First, a gender priming task investigated whether advanced L2 learners have developed a gender-nodal system in which gender information is stored as an inherent property of a noun. Second, an online grammaticality judgment task addressed L2 learners' gender agreement ability during processing, while taking into account (a) the role of gender cues available to the participant, and (b) non-linguistic processing constraints such as working memory (WM) through manipulating the distance of an adjective from the noun with which it must agree. In order to investigate the role of a learner's native language (L1) in gender representation and processing, participants included learners of French from three L1 groups: Spanish, whose gender system is congruent to that of French; Dutch, whose gender system is incongruent to that of French; and English, whose gender system is minimal, relative to French. A group of NS controls also participated.

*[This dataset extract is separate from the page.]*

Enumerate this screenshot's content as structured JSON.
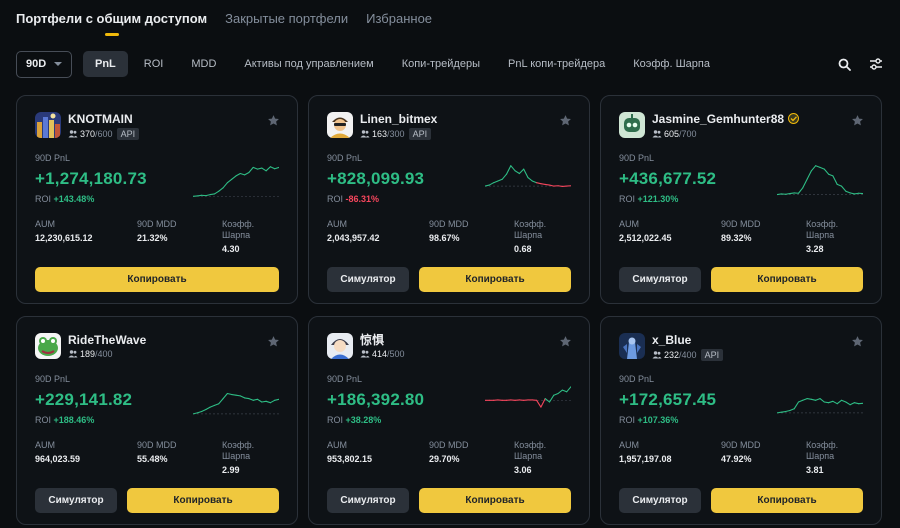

Results from the gender priming task indicate that the NNSs in the current study have not developed a native-like gender-nodal system, regardless of L1-L2 gender-system similarity. At-chance accuracy on the grammaticality judgment task indicates L2 gender agreement is far from native-like, even for advanced learners. Whereas the presence of gender cues was beneficial, neither WM nor L1-L2 similarity facilitated performance. The results from this study confirm previous findings on the difficulty of L2 gender agreement, and shed light on the nature of L2 gender representation as a possible explanation for this processing difficulty.